▸ **Try it**
In the copy, include every entry exactly but none of the pictures.

Excerpted data Block Start

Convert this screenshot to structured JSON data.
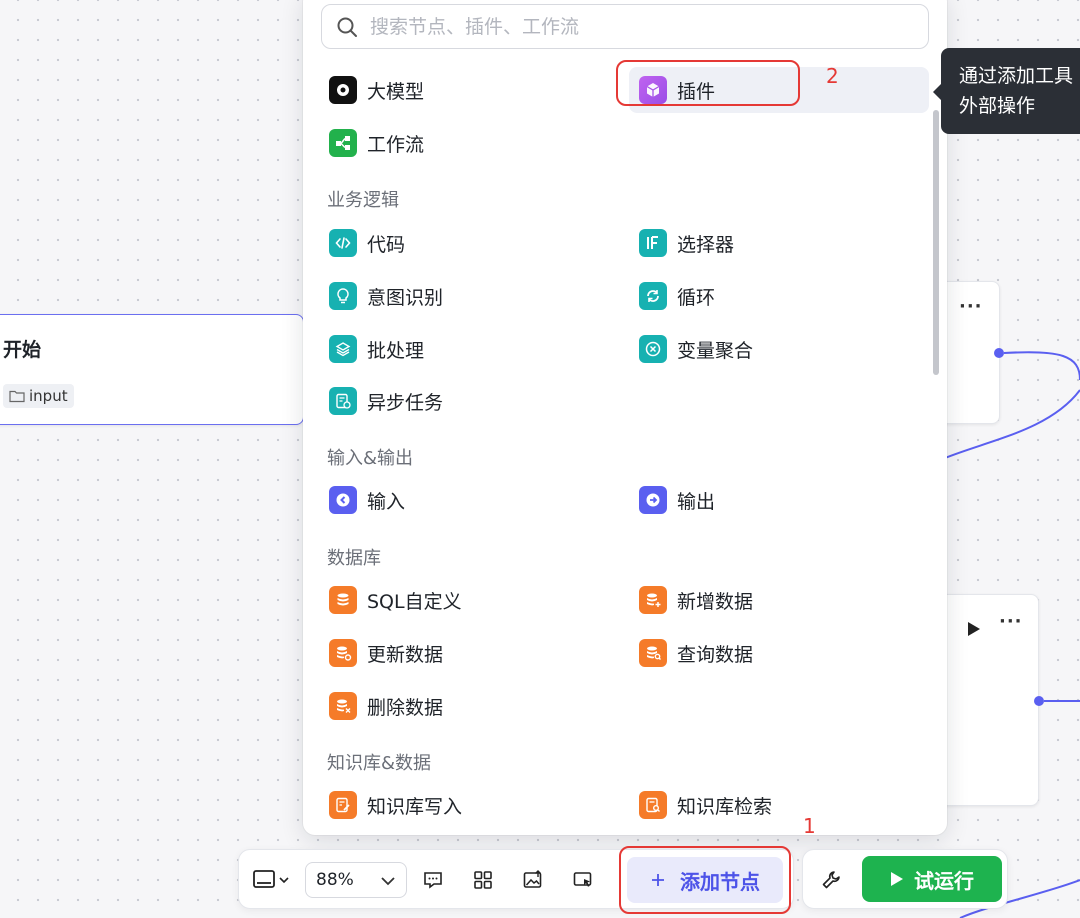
{
  "canvas": {
    "start_node": {
      "title": "开始",
      "output_tag": "input"
    }
  },
  "search": {
    "placeholder": "搜索节点、插件、工作流"
  },
  "top_items": [
    {
      "label": "大模型",
      "icon": "llm-icon"
    },
    {
      "label": "插件",
      "icon": "plugin-cube-icon"
    },
    {
      "label": "工作流",
      "icon": "workflow-icon"
    }
  ],
  "sections": {
    "business_logic": {
      "title": "业务逻辑",
      "items": [
        "代码",
        "选择器",
        "意图识别",
        "循环",
        "批处理",
        "变量聚合",
        "异步任务"
      ]
    },
    "io": {
      "title": "输入&输出",
      "items": [
        "输入",
        "输出"
      ]
    },
    "database": {
      "title": "数据库",
      "items": [
        "SQL自定义",
        "新增数据",
        "更新数据",
        "查询数据",
        "删除数据"
      ]
    },
    "knowledge": {
      "title": "知识库&数据",
      "items": [
        "知识库写入",
        "知识库检索"
      ]
    }
  },
  "tooltip": {
    "line1": "通过添加工具",
    "line2": "外部操作"
  },
  "annotations": {
    "one": "1",
    "two": "2"
  },
  "toolbar": {
    "zoom": "88%",
    "add_node_label": "添加节点",
    "run_label": "试运行"
  },
  "colors": {
    "accent": "#4d53e8",
    "teal": "#17b1b1",
    "orange": "#f57b29",
    "indigo": "#5a5ff0",
    "green": "#1eb34f",
    "red_annotation": "#e53935"
  }
}
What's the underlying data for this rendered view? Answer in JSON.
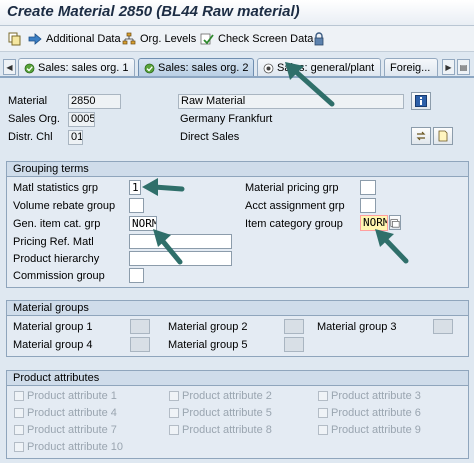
{
  "title": "Create Material 2850 (BL44 Raw material)",
  "toolbar": {
    "additional_data": "Additional Data",
    "org_levels": "Org. Levels",
    "check_screen_data": "Check Screen Data"
  },
  "tabs": [
    {
      "label": "Sales: sales org. 1"
    },
    {
      "label": "Sales: sales org. 2"
    },
    {
      "label": "Sales: general/plant"
    },
    {
      "label": "Foreig..."
    }
  ],
  "header": {
    "material_label": "Material",
    "material_value": "2850",
    "material_desc": "Raw Material",
    "sales_org_label": "Sales Org.",
    "sales_org_value": "0005",
    "sales_org_desc": "Germany Frankfurt",
    "distr_chl_label": "Distr. Chl",
    "distr_chl_value": "01",
    "distr_chl_desc": "Direct Sales"
  },
  "grouping": {
    "title": "Grouping terms",
    "matl_statistics_grp_label": "Matl statistics grp",
    "matl_statistics_grp_value": "1",
    "volume_rebate_group_label": "Volume rebate group",
    "gen_item_cat_grp_label": "Gen. item cat. grp",
    "gen_item_cat_grp_value": "NORM",
    "pricing_ref_matl_label": "Pricing Ref. Matl",
    "product_hierarchy_label": "Product hierarchy",
    "commission_group_label": "Commission group",
    "material_pricing_grp_label": "Material pricing grp",
    "acct_assignment_grp_label": "Acct assignment grp",
    "item_category_group_label": "Item category group",
    "item_category_group_value": "NORM"
  },
  "material_groups": {
    "title": "Material groups",
    "g1": "Material group 1",
    "g2": "Material group 2",
    "g3": "Material group 3",
    "g4": "Material group 4",
    "g5": "Material group 5"
  },
  "product_attributes": {
    "title": "Product attributes",
    "a1": "Product attribute 1",
    "a2": "Product attribute 2",
    "a3": "Product attribute 3",
    "a4": "Product attribute 4",
    "a5": "Product attribute 5",
    "a6": "Product attribute 6",
    "a7": "Product attribute 7",
    "a8": "Product attribute 8",
    "a9": "Product attribute 9",
    "a10": "Product attribute 10"
  },
  "icons": {
    "copy": "copy-icon",
    "arrow_right": "arrow-right-icon",
    "hierarchy": "org-levels-icon",
    "check": "check-icon",
    "lock": "lock-icon",
    "info": "info-icon",
    "callout": "callout-arrow"
  },
  "colors": {
    "callout_arrow": "#2f6f6a",
    "title_text": "#1d2d44",
    "required_bg": "#fff6b0"
  }
}
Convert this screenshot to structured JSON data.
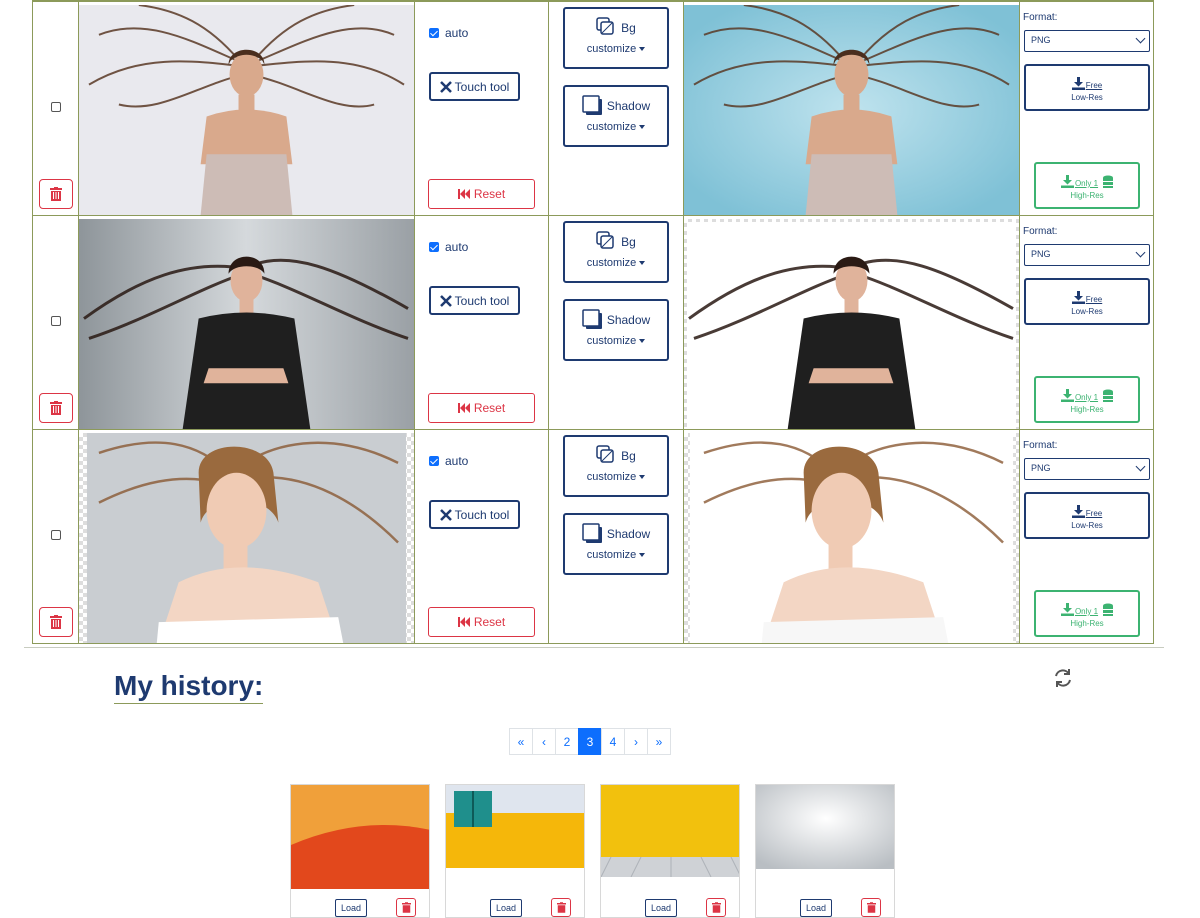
{
  "rows": [
    {
      "auto_label": "auto",
      "touch_label": "Touch tool",
      "reset_label": "Reset",
      "bg_label": "Bg",
      "bg_customize": "customize",
      "shadow_label": "Shadow",
      "shadow_customize": "customize",
      "format_label": "Format:",
      "format_value": "PNG",
      "free_label": "Free",
      "lowres_label": "Low-Res",
      "only_label": "Only 1",
      "highres_label": "High-Res"
    },
    {
      "auto_label": "auto",
      "touch_label": "Touch tool",
      "reset_label": "Reset",
      "bg_label": "Bg",
      "bg_customize": "customize",
      "shadow_label": "Shadow",
      "shadow_customize": "customize",
      "format_label": "Format:",
      "format_value": "PNG",
      "free_label": "Free",
      "lowres_label": "Low-Res",
      "only_label": "Only 1",
      "highres_label": "High-Res"
    },
    {
      "auto_label": "auto",
      "touch_label": "Touch tool",
      "reset_label": "Reset",
      "bg_label": "Bg",
      "bg_customize": "customize",
      "shadow_label": "Shadow",
      "shadow_customize": "customize",
      "format_label": "Format:",
      "format_value": "PNG",
      "free_label": "Free",
      "lowres_label": "Low-Res",
      "only_label": "Only 1",
      "highres_label": "High-Res"
    }
  ],
  "history": {
    "title": "My history:",
    "pagination": [
      "«",
      "‹",
      "2",
      "3",
      "4",
      "›",
      "»"
    ],
    "active_page": "3",
    "load_label": "Load",
    "thumb_colors": [
      "#e2481c",
      "#f5b70a",
      "#f2c10d",
      "#e3e6e8"
    ]
  },
  "colors": {
    "primary": "#1e3a70",
    "danger": "#dc3545",
    "success": "#3cb371",
    "link": "#0d6efd"
  }
}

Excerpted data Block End

▸ **Task result**
Convert this screenshot to structured JSON data.
{
  "canvas": {
    "start_node": {
      "title": "开始",
      "output_tag": "input"
    }
  },
  "search": {
    "placeholder": "搜索节点、插件、工作流"
  },
  "top_items": [
    {
      "label": "大模型",
      "icon": "llm-icon"
    },
    {
      "label": "插件",
      "icon": "plugin-cube-icon"
    },
    {
      "label": "工作流",
      "icon": "workflow-icon"
    }
  ],
  "sections": {
    "business_logic": {
      "title": "业务逻辑",
      "items": [
        "代码",
        "选择器",
        "意图识别",
        "循环",
        "批处理",
        "变量聚合",
        "异步任务"
      ]
    },
    "io": {
      "title": "输入&输出",
      "items": [
        "输入",
        "输出"
      ]
    },
    "database": {
      "title": "数据库",
      "items": [
        "SQL自定义",
        "新增数据",
        "更新数据",
        "查询数据",
        "删除数据"
      ]
    },
    "knowledge": {
      "title": "知识库&数据",
      "items": [
        "知识库写入",
        "知识库检索"
      ]
    }
  },
  "tooltip": {
    "line1": "通过添加工具",
    "line2": "外部操作"
  },
  "annotations": {
    "one": "1",
    "two": "2"
  },
  "toolbar": {
    "zoom": "88%",
    "add_node_label": "添加节点",
    "run_label": "试运行"
  },
  "colors": {
    "accent": "#4d53e8",
    "teal": "#17b1b1",
    "orange": "#f57b29",
    "indigo": "#5a5ff0",
    "green": "#1eb34f",
    "red_annotation": "#e53935"
  }
}
What's the underlying data for this rendered view? Answer in JSON.
{
  "title": "Create Material 2850 (BL44 Raw material)",
  "toolbar": {
    "additional_data": "Additional Data",
    "org_levels": "Org. Levels",
    "check_screen_data": "Check Screen Data"
  },
  "tabs": [
    {
      "label": "Sales: sales org. 1"
    },
    {
      "label": "Sales: sales org. 2"
    },
    {
      "label": "Sales: general/plant"
    },
    {
      "label": "Foreig..."
    }
  ],
  "header": {
    "material_label": "Material",
    "material_value": "2850",
    "material_desc": "Raw Material",
    "sales_org_label": "Sales Org.",
    "sales_org_value": "0005",
    "sales_org_desc": "Germany Frankfurt",
    "distr_chl_label": "Distr. Chl",
    "distr_chl_value": "01",
    "distr_chl_desc": "Direct Sales"
  },
  "grouping": {
    "title": "Grouping terms",
    "matl_statistics_grp_label": "Matl statistics grp",
    "matl_statistics_grp_value": "1",
    "volume_rebate_group_label": "Volume rebate group",
    "gen_item_cat_grp_label": "Gen. item cat. grp",
    "gen_item_cat_grp_value": "NORM",
    "pricing_ref_matl_label": "Pricing Ref. Matl",
    "product_hierarchy_label": "Product hierarchy",
    "commission_group_label": "Commission group",
    "material_pricing_grp_label": "Material pricing grp",
    "acct_assignment_grp_label": "Acct assignment grp",
    "item_category_group_label": "Item category group",
    "item_category_group_value": "NORM"
  },
  "material_groups": {
    "title": "Material groups",
    "g1": "Material group 1",
    "g2": "Material group 2",
    "g3": "Material group 3",
    "g4": "Material group 4",
    "g5": "Material group 5"
  },
  "product_attributes": {
    "title": "Product attributes",
    "a1": "Product attribute 1",
    "a2": "Product attribute 2",
    "a3": "Product attribute 3",
    "a4": "Product attribute 4",
    "a5": "Product attribute 5",
    "a6": "Product attribute 6",
    "a7": "Product attribute 7",
    "a8": "Product attribute 8",
    "a9": "Product attribute 9",
    "a10": "Product attribute 10"
  },
  "icons": {
    "copy": "copy-icon",
    "arrow_right": "arrow-right-icon",
    "hierarchy": "org-levels-icon",
    "check": "check-icon",
    "lock": "lock-icon",
    "info": "info-icon",
    "callout": "callout-arrow"
  },
  "colors": {
    "callout_arrow": "#2f6f6a",
    "title_text": "#1d2d44",
    "required_bg": "#fff6b0"
  }
}
Convert this screenshot to structured JSON data.
{
  "rows": [
    {
      "auto_label": "auto",
      "touch_label": "Touch tool",
      "reset_label": "Reset",
      "bg_label": "Bg",
      "bg_customize": "customize",
      "shadow_label": "Shadow",
      "shadow_customize": "customize",
      "format_label": "Format:",
      "format_value": "PNG",
      "free_label": "Free",
      "lowres_label": "Low-Res",
      "only_label": "Only 1",
      "highres_label": "High-Res"
    },
    {
      "auto_label": "auto",
      "touch_label": "Touch tool",
      "reset_label": "Reset",
      "bg_label": "Bg",
      "bg_customize": "customize",
      "shadow_label": "Shadow",
      "shadow_customize": "customize",
      "format_label": "Format:",
      "format_value": "PNG",
      "free_label": "Free",
      "lowres_label": "Low-Res",
      "only_label": "Only 1",
      "highres_label": "High-Res"
    },
    {
      "auto_label": "auto",
      "touch_label": "Touch tool",
      "reset_label": "Reset",
      "bg_label": "Bg",
      "bg_customize": "customize",
      "shadow_label": "Shadow",
      "shadow_customize": "customize",
      "format_label": "Format:",
      "format_value": "PNG",
      "free_label": "Free",
      "lowres_label": "Low-Res",
      "only_label": "Only 1",
      "highres_label": "High-Res"
    }
  ],
  "history": {
    "title": "My history:",
    "pagination": [
      "«",
      "‹",
      "2",
      "3",
      "4",
      "›",
      "»"
    ],
    "active_page": "3",
    "load_label": "Load",
    "thumb_colors": [
      "#e2481c",
      "#f5b70a",
      "#f2c10d",
      "#e3e6e8"
    ]
  },
  "colors": {
    "primary": "#1e3a70",
    "danger": "#dc3545",
    "success": "#3cb371",
    "link": "#0d6efd"
  }
}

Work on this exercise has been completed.